‘Removing Barriers’ and ‘Creating Distance’: Exploring the Logics of Efficiency and Trust in Civic Technology

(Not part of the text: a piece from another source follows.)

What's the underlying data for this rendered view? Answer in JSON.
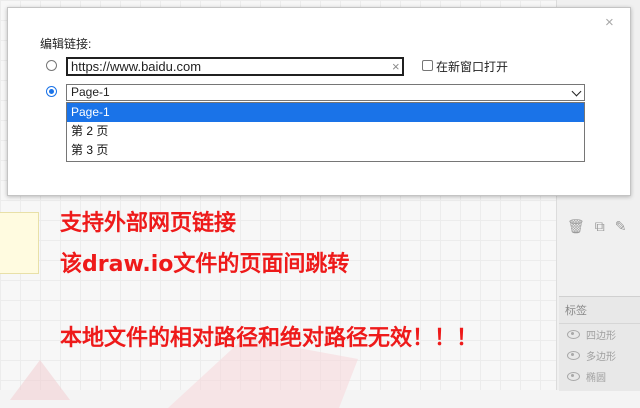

Oriented around efficiency, civic technology primarily aims to remove barriers by automating and streamlining processes of government. While removing barriers is vital in many matters of governance, should it always be the aim of civic technology? In our ongoing ethnographic research to understand the work of community engagement performed by public officials in local government, we have observed how this orientation around efficiency in civic technology can inadvertently create distance in the relationships between citizens and governments. In this article, we discuss how an orientation around trust could open a space for civic technology that primarily aims to close distance in the relationships between citizens and public officials. We do so by first providing an account of how trust functions in the work of public officials performing community engagement, calling attention to where and when efficiency is at odds with the importance of relationship building between public officials and citizens. We build on ethnographic findings and a series of co-design activities with public officials to develop three strategies that operate under the logic of trust: historicizing engagement, focusing on experience, and mediating expectations. In all, by focusing on trust and the relational work of closing distance, civic technology can move towards addressing the growing crisis in confidence being faced in democracies.

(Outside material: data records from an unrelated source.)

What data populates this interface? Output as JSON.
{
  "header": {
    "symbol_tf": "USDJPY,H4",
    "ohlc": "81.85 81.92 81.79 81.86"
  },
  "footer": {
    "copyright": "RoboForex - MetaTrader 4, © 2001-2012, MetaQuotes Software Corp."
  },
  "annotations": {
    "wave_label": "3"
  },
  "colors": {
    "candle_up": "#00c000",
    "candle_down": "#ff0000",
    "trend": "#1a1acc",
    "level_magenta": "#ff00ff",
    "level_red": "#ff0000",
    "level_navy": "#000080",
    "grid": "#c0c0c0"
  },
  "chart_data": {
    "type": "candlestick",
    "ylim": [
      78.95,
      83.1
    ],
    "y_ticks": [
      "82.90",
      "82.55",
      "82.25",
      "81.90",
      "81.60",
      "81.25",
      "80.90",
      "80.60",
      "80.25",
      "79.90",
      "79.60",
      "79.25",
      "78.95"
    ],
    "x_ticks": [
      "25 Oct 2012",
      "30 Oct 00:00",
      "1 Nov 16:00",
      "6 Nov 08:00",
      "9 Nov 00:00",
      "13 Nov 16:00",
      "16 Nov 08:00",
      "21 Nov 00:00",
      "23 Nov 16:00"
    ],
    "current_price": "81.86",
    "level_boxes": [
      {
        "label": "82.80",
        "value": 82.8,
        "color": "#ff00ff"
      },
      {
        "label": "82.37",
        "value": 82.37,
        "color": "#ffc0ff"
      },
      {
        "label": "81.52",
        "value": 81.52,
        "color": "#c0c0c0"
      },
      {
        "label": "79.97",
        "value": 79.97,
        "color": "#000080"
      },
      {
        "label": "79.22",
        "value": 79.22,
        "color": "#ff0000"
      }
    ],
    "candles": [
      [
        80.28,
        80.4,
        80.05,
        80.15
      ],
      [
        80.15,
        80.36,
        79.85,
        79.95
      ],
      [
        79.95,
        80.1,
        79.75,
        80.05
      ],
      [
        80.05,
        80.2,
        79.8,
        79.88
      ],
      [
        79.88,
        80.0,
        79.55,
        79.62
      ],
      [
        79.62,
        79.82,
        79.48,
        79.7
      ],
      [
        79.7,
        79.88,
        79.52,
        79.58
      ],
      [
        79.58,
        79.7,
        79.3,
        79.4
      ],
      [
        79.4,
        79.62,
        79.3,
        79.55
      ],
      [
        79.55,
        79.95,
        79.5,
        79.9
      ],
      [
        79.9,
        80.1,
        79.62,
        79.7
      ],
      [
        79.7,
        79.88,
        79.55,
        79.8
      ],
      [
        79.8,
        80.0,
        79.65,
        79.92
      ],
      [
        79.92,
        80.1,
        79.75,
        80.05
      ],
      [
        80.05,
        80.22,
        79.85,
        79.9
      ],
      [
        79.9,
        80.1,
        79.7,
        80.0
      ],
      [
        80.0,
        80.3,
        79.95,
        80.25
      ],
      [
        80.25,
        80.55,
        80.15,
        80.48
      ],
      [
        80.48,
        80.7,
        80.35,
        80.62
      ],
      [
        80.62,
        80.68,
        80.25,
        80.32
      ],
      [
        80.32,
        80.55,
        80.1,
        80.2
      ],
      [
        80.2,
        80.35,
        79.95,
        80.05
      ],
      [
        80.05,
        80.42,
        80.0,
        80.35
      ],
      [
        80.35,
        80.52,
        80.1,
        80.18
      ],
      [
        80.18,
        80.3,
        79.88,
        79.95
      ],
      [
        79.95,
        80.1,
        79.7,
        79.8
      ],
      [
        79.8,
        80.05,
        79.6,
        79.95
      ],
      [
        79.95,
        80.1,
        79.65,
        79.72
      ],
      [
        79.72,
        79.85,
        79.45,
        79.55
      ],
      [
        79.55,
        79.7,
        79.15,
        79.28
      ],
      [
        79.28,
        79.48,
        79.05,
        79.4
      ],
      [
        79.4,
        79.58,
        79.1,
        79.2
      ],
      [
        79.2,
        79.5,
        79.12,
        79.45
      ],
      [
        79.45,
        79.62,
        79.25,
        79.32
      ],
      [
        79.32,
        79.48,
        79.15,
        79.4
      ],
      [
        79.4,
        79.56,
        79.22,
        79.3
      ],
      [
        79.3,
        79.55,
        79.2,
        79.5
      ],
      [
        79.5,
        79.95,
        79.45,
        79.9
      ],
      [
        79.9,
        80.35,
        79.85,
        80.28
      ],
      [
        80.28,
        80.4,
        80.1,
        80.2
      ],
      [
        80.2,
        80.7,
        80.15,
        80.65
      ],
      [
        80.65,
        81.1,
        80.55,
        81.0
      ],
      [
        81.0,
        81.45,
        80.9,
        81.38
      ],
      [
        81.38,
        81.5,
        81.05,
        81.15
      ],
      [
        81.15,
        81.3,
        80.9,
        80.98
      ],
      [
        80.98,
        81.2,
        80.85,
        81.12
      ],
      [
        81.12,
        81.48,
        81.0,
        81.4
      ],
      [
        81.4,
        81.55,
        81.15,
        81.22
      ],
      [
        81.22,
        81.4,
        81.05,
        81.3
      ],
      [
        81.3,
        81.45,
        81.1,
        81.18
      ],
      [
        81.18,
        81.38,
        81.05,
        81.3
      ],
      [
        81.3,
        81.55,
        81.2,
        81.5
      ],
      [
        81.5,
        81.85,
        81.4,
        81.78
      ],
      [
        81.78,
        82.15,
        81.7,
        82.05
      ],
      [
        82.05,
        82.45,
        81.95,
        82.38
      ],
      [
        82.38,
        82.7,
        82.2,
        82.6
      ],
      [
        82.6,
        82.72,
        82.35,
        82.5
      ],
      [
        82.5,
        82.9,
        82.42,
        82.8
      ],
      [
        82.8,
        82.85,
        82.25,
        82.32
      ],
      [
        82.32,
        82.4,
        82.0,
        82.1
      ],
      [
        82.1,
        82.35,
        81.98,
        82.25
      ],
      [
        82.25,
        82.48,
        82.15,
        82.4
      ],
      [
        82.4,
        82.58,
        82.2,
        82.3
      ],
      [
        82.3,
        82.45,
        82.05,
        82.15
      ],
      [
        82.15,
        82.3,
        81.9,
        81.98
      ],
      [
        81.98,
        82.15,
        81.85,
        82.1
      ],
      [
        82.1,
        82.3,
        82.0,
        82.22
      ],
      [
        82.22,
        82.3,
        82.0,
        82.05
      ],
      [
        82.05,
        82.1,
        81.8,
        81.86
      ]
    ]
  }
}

© Eric Corbett, Christopher A. Le Dantec. This is an open access article distributed under the terms of the Creative Commons Attribution 4.0 license (http://creativecommons.org/licenses/by/4.0), which permits any use, distribution, and reproduction of the work without further permission provided the original author(s) and source are credited.